*EXERCISE DESCRIPTION:*
Your answer must be the full listing below, repeated exactly, with no pictures in it.
TASK MATERIAL Block Start
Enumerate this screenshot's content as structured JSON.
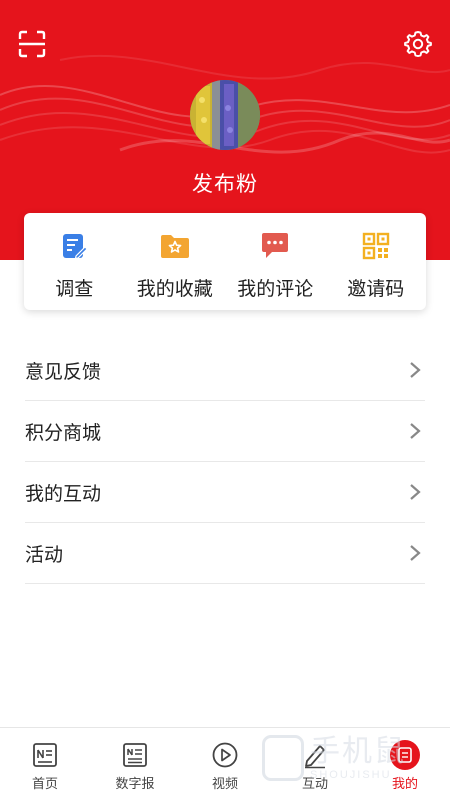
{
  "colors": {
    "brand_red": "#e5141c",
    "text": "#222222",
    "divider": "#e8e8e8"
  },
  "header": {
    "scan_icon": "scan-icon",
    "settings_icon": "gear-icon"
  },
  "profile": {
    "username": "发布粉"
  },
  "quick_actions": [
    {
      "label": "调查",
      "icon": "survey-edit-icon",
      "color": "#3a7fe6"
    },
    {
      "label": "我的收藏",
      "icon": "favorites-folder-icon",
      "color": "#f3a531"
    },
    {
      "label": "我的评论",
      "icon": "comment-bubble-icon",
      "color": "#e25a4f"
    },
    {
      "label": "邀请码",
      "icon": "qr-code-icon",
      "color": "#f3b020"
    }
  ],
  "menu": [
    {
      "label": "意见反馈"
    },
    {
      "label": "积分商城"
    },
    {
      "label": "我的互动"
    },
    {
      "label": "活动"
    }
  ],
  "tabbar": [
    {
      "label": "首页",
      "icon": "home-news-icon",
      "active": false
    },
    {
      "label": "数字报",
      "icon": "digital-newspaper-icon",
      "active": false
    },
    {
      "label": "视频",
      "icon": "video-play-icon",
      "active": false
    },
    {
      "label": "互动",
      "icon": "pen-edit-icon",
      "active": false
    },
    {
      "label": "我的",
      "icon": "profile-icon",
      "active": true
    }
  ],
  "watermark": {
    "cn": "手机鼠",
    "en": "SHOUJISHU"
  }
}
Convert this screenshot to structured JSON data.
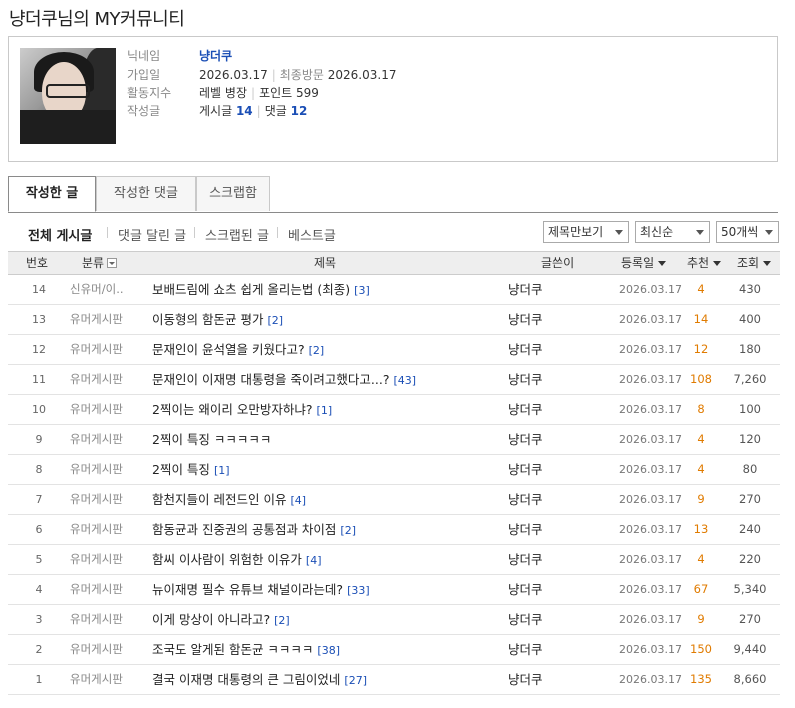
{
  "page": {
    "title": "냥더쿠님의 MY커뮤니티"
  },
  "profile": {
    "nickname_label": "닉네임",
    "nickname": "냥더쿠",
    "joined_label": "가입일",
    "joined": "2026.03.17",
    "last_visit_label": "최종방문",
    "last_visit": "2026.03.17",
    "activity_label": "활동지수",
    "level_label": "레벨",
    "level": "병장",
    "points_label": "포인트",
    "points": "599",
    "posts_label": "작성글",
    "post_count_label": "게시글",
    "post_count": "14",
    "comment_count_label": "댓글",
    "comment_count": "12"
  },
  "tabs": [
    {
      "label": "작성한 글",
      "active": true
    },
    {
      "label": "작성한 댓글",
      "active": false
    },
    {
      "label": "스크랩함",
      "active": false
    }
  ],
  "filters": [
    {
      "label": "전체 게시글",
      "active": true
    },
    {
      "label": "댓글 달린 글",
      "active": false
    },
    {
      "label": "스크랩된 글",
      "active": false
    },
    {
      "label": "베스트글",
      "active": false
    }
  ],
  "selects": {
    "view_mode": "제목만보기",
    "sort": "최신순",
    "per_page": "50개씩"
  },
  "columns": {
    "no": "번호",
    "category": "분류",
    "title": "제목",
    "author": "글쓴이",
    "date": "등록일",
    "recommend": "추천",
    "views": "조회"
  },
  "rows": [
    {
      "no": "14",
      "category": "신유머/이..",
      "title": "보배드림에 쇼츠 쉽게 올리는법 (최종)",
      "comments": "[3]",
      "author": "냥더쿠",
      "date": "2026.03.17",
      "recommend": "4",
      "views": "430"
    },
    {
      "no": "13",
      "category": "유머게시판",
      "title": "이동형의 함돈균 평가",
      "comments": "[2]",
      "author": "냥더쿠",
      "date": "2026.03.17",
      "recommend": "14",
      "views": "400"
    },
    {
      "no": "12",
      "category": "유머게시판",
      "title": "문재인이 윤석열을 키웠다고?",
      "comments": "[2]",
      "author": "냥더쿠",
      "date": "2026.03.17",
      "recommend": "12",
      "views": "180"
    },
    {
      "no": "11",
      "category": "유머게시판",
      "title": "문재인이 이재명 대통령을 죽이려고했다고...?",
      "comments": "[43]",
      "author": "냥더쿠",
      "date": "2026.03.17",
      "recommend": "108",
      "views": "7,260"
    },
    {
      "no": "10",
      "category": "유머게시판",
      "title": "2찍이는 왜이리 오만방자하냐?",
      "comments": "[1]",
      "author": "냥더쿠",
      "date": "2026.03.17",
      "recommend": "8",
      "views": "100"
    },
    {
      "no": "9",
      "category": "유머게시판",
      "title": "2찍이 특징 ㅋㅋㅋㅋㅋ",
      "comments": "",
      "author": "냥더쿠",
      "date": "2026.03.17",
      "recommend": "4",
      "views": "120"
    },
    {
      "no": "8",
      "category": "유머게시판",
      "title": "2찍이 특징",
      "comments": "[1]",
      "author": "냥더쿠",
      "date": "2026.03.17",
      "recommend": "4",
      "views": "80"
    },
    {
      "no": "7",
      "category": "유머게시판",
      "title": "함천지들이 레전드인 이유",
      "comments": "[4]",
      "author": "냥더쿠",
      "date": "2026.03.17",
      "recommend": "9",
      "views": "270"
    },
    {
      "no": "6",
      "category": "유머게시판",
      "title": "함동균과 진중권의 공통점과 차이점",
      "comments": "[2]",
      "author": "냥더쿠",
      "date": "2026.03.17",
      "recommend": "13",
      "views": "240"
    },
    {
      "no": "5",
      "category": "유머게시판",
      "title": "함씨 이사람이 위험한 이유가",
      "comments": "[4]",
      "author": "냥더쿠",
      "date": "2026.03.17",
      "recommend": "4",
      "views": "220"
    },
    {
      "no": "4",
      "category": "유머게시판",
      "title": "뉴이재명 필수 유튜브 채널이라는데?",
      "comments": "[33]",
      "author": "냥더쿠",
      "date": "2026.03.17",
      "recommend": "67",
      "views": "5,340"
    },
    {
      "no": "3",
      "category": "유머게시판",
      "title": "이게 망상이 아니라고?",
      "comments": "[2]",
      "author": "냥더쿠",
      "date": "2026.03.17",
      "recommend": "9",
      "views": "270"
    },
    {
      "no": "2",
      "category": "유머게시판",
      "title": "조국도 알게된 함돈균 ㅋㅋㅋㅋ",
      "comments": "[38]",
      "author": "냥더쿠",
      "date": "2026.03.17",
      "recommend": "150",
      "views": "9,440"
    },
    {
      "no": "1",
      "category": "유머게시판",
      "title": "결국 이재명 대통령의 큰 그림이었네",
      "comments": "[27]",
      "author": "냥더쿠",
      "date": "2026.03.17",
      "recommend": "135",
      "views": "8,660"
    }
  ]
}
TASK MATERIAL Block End
*TASK SOLUTION:*
Enumerate this screenshot's content as structured JSON.
{
  "colors": {
    "brand_red": "#e5141c",
    "text": "#222222",
    "divider": "#e8e8e8"
  },
  "header": {
    "scan_icon": "scan-icon",
    "settings_icon": "gear-icon"
  },
  "profile": {
    "username": "发布粉"
  },
  "quick_actions": [
    {
      "label": "调查",
      "icon": "survey-edit-icon",
      "color": "#3a7fe6"
    },
    {
      "label": "我的收藏",
      "icon": "favorites-folder-icon",
      "color": "#f3a531"
    },
    {
      "label": "我的评论",
      "icon": "comment-bubble-icon",
      "color": "#e25a4f"
    },
    {
      "label": "邀请码",
      "icon": "qr-code-icon",
      "color": "#f3b020"
    }
  ],
  "menu": [
    {
      "label": "意见反馈"
    },
    {
      "label": "积分商城"
    },
    {
      "label": "我的互动"
    },
    {
      "label": "活动"
    }
  ],
  "tabbar": [
    {
      "label": "首页",
      "icon": "home-news-icon",
      "active": false
    },
    {
      "label": "数字报",
      "icon": "digital-newspaper-icon",
      "active": false
    },
    {
      "label": "视频",
      "icon": "video-play-icon",
      "active": false
    },
    {
      "label": "互动",
      "icon": "pen-edit-icon",
      "active": false
    },
    {
      "label": "我的",
      "icon": "profile-icon",
      "active": true
    }
  ],
  "watermark": {
    "cn": "手机鼠",
    "en": "SHOUJISHU"
  }
}
Convert this screenshot to structured JSON data.
{
  "page": {
    "title": "냥더쿠님의 MY커뮤니티"
  },
  "profile": {
    "nickname_label": "닉네임",
    "nickname": "냥더쿠",
    "joined_label": "가입일",
    "joined": "2026.03.17",
    "last_visit_label": "최종방문",
    "last_visit": "2026.03.17",
    "activity_label": "활동지수",
    "level_label": "레벨",
    "level": "병장",
    "points_label": "포인트",
    "points": "599",
    "posts_label": "작성글",
    "post_count_label": "게시글",
    "post_count": "14",
    "comment_count_label": "댓글",
    "comment_count": "12"
  },
  "tabs": [
    {
      "label": "작성한 글",
      "active": true
    },
    {
      "label": "작성한 댓글",
      "active": false
    },
    {
      "label": "스크랩함",
      "active": false
    }
  ],
  "filters": [
    {
      "label": "전체 게시글",
      "active": true
    },
    {
      "label": "댓글 달린 글",
      "active": false
    },
    {
      "label": "스크랩된 글",
      "active": false
    },
    {
      "label": "베스트글",
      "active": false
    }
  ],
  "selects": {
    "view_mode": "제목만보기",
    "sort": "최신순",
    "per_page": "50개씩"
  },
  "columns": {
    "no": "번호",
    "category": "분류",
    "title": "제목",
    "author": "글쓴이",
    "date": "등록일",
    "recommend": "추천",
    "views": "조회"
  },
  "rows": [
    {
      "no": "14",
      "category": "신유머/이..",
      "title": "보배드림에 쇼츠 쉽게 올리는법 (최종)",
      "comments": "[3]",
      "author": "냥더쿠",
      "date": "2026.03.17",
      "recommend": "4",
      "views": "430"
    },
    {
      "no": "13",
      "category": "유머게시판",
      "title": "이동형의 함돈균 평가",
      "comments": "[2]",
      "author": "냥더쿠",
      "date": "2026.03.17",
      "recommend": "14",
      "views": "400"
    },
    {
      "no": "12",
      "category": "유머게시판",
      "title": "문재인이 윤석열을 키웠다고?",
      "comments": "[2]",
      "author": "냥더쿠",
      "date": "2026.03.17",
      "recommend": "12",
      "views": "180"
    },
    {
      "no": "11",
      "category": "유머게시판",
      "title": "문재인이 이재명 대통령을 죽이려고했다고...?",
      "comments": "[43]",
      "author": "냥더쿠",
      "date": "2026.03.17",
      "recommend": "108",
      "views": "7,260"
    },
    {
      "no": "10",
      "category": "유머게시판",
      "title": "2찍이는 왜이리 오만방자하냐?",
      "comments": "[1]",
      "author": "냥더쿠",
      "date": "2026.03.17",
      "recommend": "8",
      "views": "100"
    },
    {
      "no": "9",
      "category": "유머게시판",
      "title": "2찍이 특징 ㅋㅋㅋㅋㅋ",
      "comments": "",
      "author": "냥더쿠",
      "date": "2026.03.17",
      "recommend": "4",
      "views": "120"
    },
    {
      "no": "8",
      "category": "유머게시판",
      "title": "2찍이 특징",
      "comments": "[1]",
      "author": "냥더쿠",
      "date": "2026.03.17",
      "recommend": "4",
      "views": "80"
    },
    {
      "no": "7",
      "category": "유머게시판",
      "title": "함천지들이 레전드인 이유",
      "comments": "[4]",
      "author": "냥더쿠",
      "date": "2026.03.17",
      "recommend": "9",
      "views": "270"
    },
    {
      "no": "6",
      "category": "유머게시판",
      "title": "함동균과 진중권의 공통점과 차이점",
      "comments": "[2]",
      "author": "냥더쿠",
      "date": "2026.03.17",
      "recommend": "13",
      "views": "240"
    },
    {
      "no": "5",
      "category": "유머게시판",
      "title": "함씨 이사람이 위험한 이유가",
      "comments": "[4]",
      "author": "냥더쿠",
      "date": "2026.03.17",
      "recommend": "4",
      "views": "220"
    },
    {
      "no": "4",
      "category": "유머게시판",
      "title": "뉴이재명 필수 유튜브 채널이라는데?",
      "comments": "[33]",
      "author": "냥더쿠",
      "date": "2026.03.17",
      "recommend": "67",
      "views": "5,340"
    },
    {
      "no": "3",
      "category": "유머게시판",
      "title": "이게 망상이 아니라고?",
      "comments": "[2]",
      "author": "냥더쿠",
      "date": "2026.03.17",
      "recommend": "9",
      "views": "270"
    },
    {
      "no": "2",
      "category": "유머게시판",
      "title": "조국도 알게된 함돈균 ㅋㅋㅋㅋ",
      "comments": "[38]",
      "author": "냥더쿠",
      "date": "2026.03.17",
      "recommend": "150",
      "views": "9,440"
    },
    {
      "no": "1",
      "category": "유머게시판",
      "title": "결국 이재명 대통령의 큰 그림이었네",
      "comments": "[27]",
      "author": "냥더쿠",
      "date": "2026.03.17",
      "recommend": "135",
      "views": "8,660"
    }
  ]
}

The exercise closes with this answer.